On 4 or 5 February 1605, Luwu's ruler, La Patiwareq, Daeng Pareqbung, became the first major South Sulawesi ruler to embrace Islam, taking as his title Sultan Muhammad Wali Mu’z’hir (or Muzahir) al-din. La Patiwareq is buried at Malangke and is referred to in the chronicles as Matinroe ri Wareq, ‘He who sleeps at Wareq’, the former palace-centre of Luwuq. His religious teacher, Dato Sulaiman, is buried nearby. Around 1620, Malangke was abandoned and a new capital was established to the west at Palopo. It is not known why this sprawling settlement, the population of which may have reached 15,000 in the 16th century, was suddenly abandoned: possibilities include religious turmoil, the declining price of iron goods and the economic potential of trade with the Toraja highlands.
By the 19th century, Luwu had become a backwater. James Brooke, later Rajah of Sarawak, wrote in the 1830s that ‘Luwu is the oldest Bugis state, and the most decayed. [...] Palopo is a miserable town, consisting of about 300 houses, scattered and dilapidated. [...] It is difficult to believe that Luwu could ever have been a powerful state, except in a very low state of native civilisation.’
In the 1960s Luwu was a focus of an Islamic rebellion led by Kahar Muzakkar. Today the former kingdom is home to the world's largest nickel mine and is experiencing an economic boom fueled by inward migration, yet it still retains much of its original frontier atmosphere.
Unlike other Bugis polities in South Sulawesi which based its economy on rice production and trade, Luwu was known to be a center of metalwork, especially iron, whose ore were both imported and extracted locally iron ore. Luwu's prestige, which came through iron mining activities and ironware exports in the past, led to the island on which Luwu existed to be known as Sulawesi, or 'iron island'.
In addition, Luwu seemed to base its economy on arboriculture (or forest produces) exports. Dammar gum, rattan, ebony, gaharu, and mangrove timbers were thought as resources extracted upland, then exported via Luwu's port on the Gulf of Bone.
- Bulbeck, David; Prasetyo, Bagyo (1998). "Survey of Pre-Islamic Historical Sites in Luwu, South Sulawesi". Walennae. 1: 29.
- Morris, D. F. van Braam (1992). Kerajaan Luwu: menurut catatan D.F. van Braam Morris (in Indonesian). Departemen Pendidikan dan Kebudayaan, Direktorat Jenderal Kebudayaan, Balai Kajian Sejarah dan Nilai Tradisional.
- Pelras, C. 1996. The Bugis.

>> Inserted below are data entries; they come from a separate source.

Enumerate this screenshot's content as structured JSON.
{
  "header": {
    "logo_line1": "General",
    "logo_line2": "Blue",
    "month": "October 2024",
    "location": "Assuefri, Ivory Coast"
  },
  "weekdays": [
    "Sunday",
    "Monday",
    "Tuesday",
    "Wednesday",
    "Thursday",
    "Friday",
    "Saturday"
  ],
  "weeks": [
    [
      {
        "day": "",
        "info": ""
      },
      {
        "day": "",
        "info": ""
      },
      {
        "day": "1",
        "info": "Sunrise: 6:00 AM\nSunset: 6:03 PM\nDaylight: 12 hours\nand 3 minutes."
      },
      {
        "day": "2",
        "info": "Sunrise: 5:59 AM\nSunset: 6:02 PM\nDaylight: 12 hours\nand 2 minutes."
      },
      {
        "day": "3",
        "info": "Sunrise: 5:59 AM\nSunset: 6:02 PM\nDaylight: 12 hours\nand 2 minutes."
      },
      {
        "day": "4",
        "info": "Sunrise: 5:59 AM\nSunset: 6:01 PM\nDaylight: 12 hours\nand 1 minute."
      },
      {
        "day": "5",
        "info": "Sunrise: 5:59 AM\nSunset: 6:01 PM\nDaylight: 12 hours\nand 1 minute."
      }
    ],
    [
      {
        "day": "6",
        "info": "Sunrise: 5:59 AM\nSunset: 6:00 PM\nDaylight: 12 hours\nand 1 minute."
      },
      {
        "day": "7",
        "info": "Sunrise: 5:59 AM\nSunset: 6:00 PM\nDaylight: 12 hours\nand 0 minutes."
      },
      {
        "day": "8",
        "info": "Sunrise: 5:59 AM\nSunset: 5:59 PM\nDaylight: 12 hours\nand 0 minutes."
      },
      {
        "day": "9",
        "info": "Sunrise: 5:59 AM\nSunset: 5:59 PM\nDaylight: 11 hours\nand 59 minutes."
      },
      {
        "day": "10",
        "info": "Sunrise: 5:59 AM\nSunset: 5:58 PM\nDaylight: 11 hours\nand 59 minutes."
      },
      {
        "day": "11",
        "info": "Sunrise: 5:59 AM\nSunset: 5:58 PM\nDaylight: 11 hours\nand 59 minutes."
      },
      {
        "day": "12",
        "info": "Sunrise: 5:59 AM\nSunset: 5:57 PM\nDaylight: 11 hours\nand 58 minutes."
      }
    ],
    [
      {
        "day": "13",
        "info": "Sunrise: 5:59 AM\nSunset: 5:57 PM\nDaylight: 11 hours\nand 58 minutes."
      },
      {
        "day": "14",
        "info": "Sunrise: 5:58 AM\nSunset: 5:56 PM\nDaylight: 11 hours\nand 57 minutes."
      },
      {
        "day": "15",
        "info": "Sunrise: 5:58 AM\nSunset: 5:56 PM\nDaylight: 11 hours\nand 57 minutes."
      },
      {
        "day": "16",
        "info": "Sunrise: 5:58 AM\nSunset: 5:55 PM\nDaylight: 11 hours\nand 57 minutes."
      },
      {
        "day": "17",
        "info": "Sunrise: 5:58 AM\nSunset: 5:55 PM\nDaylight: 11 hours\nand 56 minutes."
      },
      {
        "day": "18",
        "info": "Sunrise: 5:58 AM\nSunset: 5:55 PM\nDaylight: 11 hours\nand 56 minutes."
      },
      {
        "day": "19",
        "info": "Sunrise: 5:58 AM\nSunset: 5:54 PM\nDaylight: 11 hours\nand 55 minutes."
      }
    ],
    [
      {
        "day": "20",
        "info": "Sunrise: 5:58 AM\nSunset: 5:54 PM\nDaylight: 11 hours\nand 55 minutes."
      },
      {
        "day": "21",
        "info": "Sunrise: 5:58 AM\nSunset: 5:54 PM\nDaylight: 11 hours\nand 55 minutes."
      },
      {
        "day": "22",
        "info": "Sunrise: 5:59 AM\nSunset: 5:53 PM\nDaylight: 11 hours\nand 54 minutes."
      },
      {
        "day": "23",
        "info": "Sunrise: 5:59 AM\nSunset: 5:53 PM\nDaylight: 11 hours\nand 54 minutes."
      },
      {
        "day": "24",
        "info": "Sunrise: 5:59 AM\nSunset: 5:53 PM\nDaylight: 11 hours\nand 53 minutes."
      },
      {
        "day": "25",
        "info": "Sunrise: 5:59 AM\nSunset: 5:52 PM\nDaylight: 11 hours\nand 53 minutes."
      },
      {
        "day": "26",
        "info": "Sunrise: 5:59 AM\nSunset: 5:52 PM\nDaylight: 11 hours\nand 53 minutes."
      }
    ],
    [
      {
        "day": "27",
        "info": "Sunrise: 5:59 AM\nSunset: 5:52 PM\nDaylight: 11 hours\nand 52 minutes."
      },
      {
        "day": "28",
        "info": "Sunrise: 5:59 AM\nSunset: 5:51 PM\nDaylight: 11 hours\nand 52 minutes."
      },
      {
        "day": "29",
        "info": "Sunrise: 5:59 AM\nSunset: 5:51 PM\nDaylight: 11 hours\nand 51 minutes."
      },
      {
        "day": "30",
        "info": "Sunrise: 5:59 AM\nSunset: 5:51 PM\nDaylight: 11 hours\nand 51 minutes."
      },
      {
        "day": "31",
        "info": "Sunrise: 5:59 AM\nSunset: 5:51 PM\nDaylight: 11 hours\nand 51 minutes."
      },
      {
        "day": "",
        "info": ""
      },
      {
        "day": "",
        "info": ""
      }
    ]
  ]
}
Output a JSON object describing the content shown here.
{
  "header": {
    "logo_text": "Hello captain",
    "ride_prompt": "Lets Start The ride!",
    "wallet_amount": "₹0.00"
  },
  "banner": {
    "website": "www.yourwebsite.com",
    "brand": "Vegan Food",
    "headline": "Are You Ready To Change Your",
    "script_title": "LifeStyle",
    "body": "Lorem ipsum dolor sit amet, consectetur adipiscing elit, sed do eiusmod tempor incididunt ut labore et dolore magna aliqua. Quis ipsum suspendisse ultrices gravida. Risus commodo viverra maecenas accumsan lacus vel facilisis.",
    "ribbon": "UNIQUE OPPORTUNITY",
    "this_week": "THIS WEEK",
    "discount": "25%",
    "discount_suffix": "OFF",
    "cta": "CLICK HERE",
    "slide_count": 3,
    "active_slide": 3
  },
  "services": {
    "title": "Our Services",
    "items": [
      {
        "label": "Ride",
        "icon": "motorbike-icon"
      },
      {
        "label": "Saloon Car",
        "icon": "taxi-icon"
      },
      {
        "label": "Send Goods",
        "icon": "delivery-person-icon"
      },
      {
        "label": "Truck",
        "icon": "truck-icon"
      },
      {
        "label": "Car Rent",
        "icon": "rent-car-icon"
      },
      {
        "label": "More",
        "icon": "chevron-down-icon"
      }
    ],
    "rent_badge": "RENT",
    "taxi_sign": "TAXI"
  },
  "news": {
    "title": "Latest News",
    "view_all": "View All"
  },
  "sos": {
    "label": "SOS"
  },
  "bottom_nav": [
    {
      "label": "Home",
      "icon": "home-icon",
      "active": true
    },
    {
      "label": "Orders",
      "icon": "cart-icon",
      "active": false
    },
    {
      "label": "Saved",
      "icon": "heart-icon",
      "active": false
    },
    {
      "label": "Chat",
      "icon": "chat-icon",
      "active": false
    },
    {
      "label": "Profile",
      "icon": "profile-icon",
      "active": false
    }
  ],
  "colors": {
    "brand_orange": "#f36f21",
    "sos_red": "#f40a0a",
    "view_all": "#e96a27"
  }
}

Oxford: Blackwell.
- Bulbeck, D. and I. Caldwell. 2000. Land of iron; The historical archaeology of Luwu and the Cenrana valley. Hull: Centre for South East Asian Studies, University of Hull.

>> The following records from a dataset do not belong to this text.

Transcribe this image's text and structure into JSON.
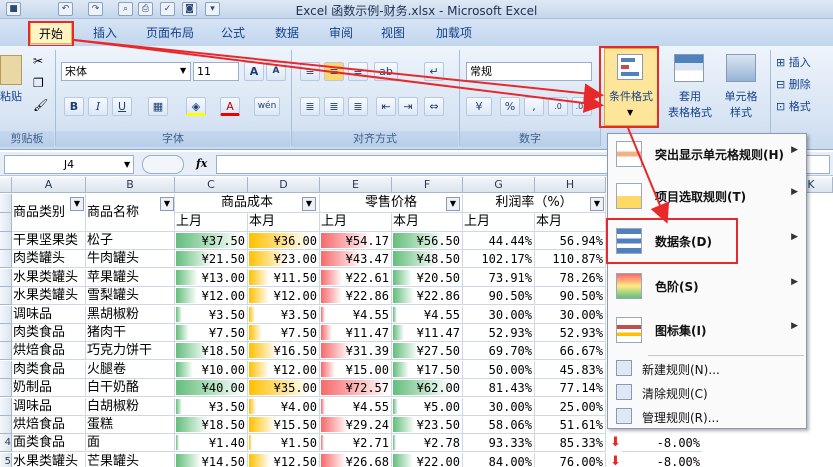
{
  "title": "Excel 函数示例-财务.xlsx - Microsoft Excel",
  "tabs": [
    "开始",
    "插入",
    "页面布局",
    "公式",
    "数据",
    "审阅",
    "视图",
    "加载项"
  ],
  "ribbon": {
    "font_name": "宋体",
    "font_size": "11",
    "number_format": "常规",
    "bold": "B",
    "italic": "I",
    "underline": "U",
    "grow": "A",
    "shrink": "A",
    "pct": "%",
    "comma": ",",
    "paste": "粘贴",
    "clipboard": "剪贴板",
    "font": "字体",
    "align": "对齐方式",
    "number": "数字",
    "cond_format": "条件格式",
    "table_format_1": "套用",
    "table_format_2": "表格格式",
    "cell_style_1": "单元格",
    "cell_style_2": "样式",
    "insert": "插入",
    "delete": "删除",
    "format": "格式"
  },
  "formula_bar": {
    "name_box": "J4",
    "fx": "fx"
  },
  "columns": [
    "A",
    "B",
    "C",
    "D",
    "E",
    "F",
    "G",
    "H",
    "K"
  ],
  "header": {
    "cat": "商品类别",
    "name": "商品名称",
    "cost": "商品成本",
    "price": "零售价格",
    "profit": "利润率（%）",
    "last": "上月",
    "this": "本月"
  },
  "row_numbers": [
    "",
    "",
    "",
    "",
    "",
    "",
    "",
    "",
    "",
    "",
    "",
    "",
    "",
    "",
    "",
    "",
    "4",
    "5"
  ],
  "rows": [
    {
      "cat": "干果坚果类",
      "name": "松子",
      "c1": "¥37.50",
      "c2": "¥36.00",
      "p1": "¥54.17",
      "p2": "¥56.50",
      "r1": "44.44%",
      "r2": "56.94%",
      "vc1": 37.5,
      "vc2": 36,
      "vp1": 54.17,
      "vp2": 56.5
    },
    {
      "cat": "肉类罐头",
      "name": "牛肉罐头",
      "c1": "¥21.50",
      "c2": "¥23.00",
      "p1": "¥43.47",
      "p2": "¥48.50",
      "r1": "102.17%",
      "r2": "110.87%",
      "vc1": 21.5,
      "vc2": 23,
      "vp1": 43.47,
      "vp2": 48.5
    },
    {
      "cat": "水果类罐头",
      "name": "苹果罐头",
      "c1": "¥13.00",
      "c2": "¥11.50",
      "p1": "¥22.61",
      "p2": "¥20.50",
      "r1": "73.91%",
      "r2": "78.26%",
      "vc1": 13,
      "vc2": 11.5,
      "vp1": 22.61,
      "vp2": 20.5
    },
    {
      "cat": "水果类罐头",
      "name": "雪梨罐头",
      "c1": "¥12.00",
      "c2": "¥12.00",
      "p1": "¥22.86",
      "p2": "¥22.86",
      "r1": "90.50%",
      "r2": "90.50%",
      "vc1": 12,
      "vc2": 12,
      "vp1": 22.86,
      "vp2": 22.86
    },
    {
      "cat": "调味品",
      "name": "黑胡椒粉",
      "c1": "¥3.50",
      "c2": "¥3.50",
      "p1": "¥4.55",
      "p2": "¥4.55",
      "r1": "30.00%",
      "r2": "30.00%",
      "vc1": 3.5,
      "vc2": 3.5,
      "vp1": 4.55,
      "vp2": 4.55
    },
    {
      "cat": "肉类食品",
      "name": "猪肉干",
      "c1": "¥7.50",
      "c2": "¥7.50",
      "p1": "¥11.47",
      "p2": "¥11.47",
      "r1": "52.93%",
      "r2": "52.93%",
      "vc1": 7.5,
      "vc2": 7.5,
      "vp1": 11.47,
      "vp2": 11.47
    },
    {
      "cat": "烘焙食品",
      "name": "巧克力饼干",
      "c1": "¥18.50",
      "c2": "¥16.50",
      "p1": "¥31.39",
      "p2": "¥27.50",
      "r1": "69.70%",
      "r2": "66.67%",
      "vc1": 18.5,
      "vc2": 16.5,
      "vp1": 31.39,
      "vp2": 27.5
    },
    {
      "cat": "肉类食品",
      "name": "火腿卷",
      "c1": "¥10.00",
      "c2": "¥12.00",
      "p1": "¥15.00",
      "p2": "¥17.50",
      "r1": "50.00%",
      "r2": "45.83%",
      "vc1": 10,
      "vc2": 12,
      "vp1": 15,
      "vp2": 17.5
    },
    {
      "cat": "奶制品",
      "name": "白干奶酪",
      "c1": "¥40.00",
      "c2": "¥35.00",
      "p1": "¥72.57",
      "p2": "¥62.00",
      "r1": "81.43%",
      "r2": "77.14%",
      "vc1": 40,
      "vc2": 35,
      "vp1": 72.57,
      "vp2": 62
    },
    {
      "cat": "调味品",
      "name": "白胡椒粉",
      "c1": "¥3.50",
      "c2": "¥4.00",
      "p1": "¥4.55",
      "p2": "¥5.00",
      "r1": "30.00%",
      "r2": "25.00%",
      "vc1": 3.5,
      "vc2": 4,
      "vp1": 4.55,
      "vp2": 5
    },
    {
      "cat": "烘焙食品",
      "name": "蛋糕",
      "c1": "¥18.50",
      "c2": "¥15.50",
      "p1": "¥29.24",
      "p2": "¥23.50",
      "r1": "58.06%",
      "r2": "51.61%",
      "vc1": 18.5,
      "vc2": 15.5,
      "vp1": 29.24,
      "vp2": 23.5
    },
    {
      "cat": "面类食品",
      "name": "面",
      "c1": "¥1.40",
      "c2": "¥1.50",
      "p1": "¥2.71",
      "p2": "¥2.78",
      "r1": "93.33%",
      "r2": "85.33%",
      "vc1": 1.4,
      "vc2": 1.5,
      "vp1": 2.71,
      "vp2": 2.78
    },
    {
      "cat": "水果类罐头",
      "name": "芒果罐头",
      "c1": "¥14.50",
      "c2": "¥12.50",
      "p1": "¥26.68",
      "p2": "¥22.00",
      "r1": "84.00%",
      "r2": "76.00%",
      "vc1": 14.5,
      "vc2": 12.5,
      "vp1": 26.68,
      "vp2": 22
    }
  ],
  "extra_col": [
    "-8.00%",
    "-8.00%"
  ],
  "menu": {
    "items": [
      {
        "label": "突出显示单元格规则(H)",
        "icon": "highlight-rules-icon"
      },
      {
        "label": "项目选取规则(T)",
        "icon": "top-bottom-rules-icon"
      },
      {
        "label": "数据条(D)",
        "icon": "data-bars-icon"
      },
      {
        "label": "色阶(S)",
        "icon": "color-scales-icon"
      },
      {
        "label": "图标集(I)",
        "icon": "icon-sets-icon"
      }
    ],
    "small": [
      {
        "label": "新建规则(N)...",
        "icon": "new-rule-icon"
      },
      {
        "label": "清除规则(C)",
        "icon": "clear-rules-icon"
      },
      {
        "label": "管理规则(R)...",
        "icon": "manage-rules-icon"
      }
    ]
  },
  "colors": {
    "accent_red": "#e8292b",
    "bar_green": "#63be7b",
    "bar_yellow": "#ffc000",
    "bar_red": "#f8696b"
  }
}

- David Bulbeck and Ian Caldwell, Land of iron: The historical archeology of Luwu and the Cenrana valley. Results of the Origins of Complex Society in South Sulawesi Project (OXIS). Centre for South-East Asian Studies Occasional Publications Series, University of Hull.
- SILA, MUHAMMAD ADLIN (2015). "The Lontara'". The Lontara':: The Bugis-Makassar Manuscripts and their Histories. Maudu’. A Way of Union with God. ANU Press. pp. 27–40. ISBN 978-1-925022-70-4. JSTOR j.ctt19893ms.10. Retrieved 2021-05-31.
- Brooke, J. 1848. Narrative of events in Borneo and Celebes down to the occupation of Labuan. From the Journals of James Brooke, Esq. Rajah of Sarawak and Governor of Labuan [. . .] by Captain Rodney Mundy. London: John Murray.
- Bulbeck, David (2000). "Economy, Military and Ideology in Pre-Islamic Luwu, South Sulawesi, Indonesia" (PDF). Australasian Historical Archaeology. 18.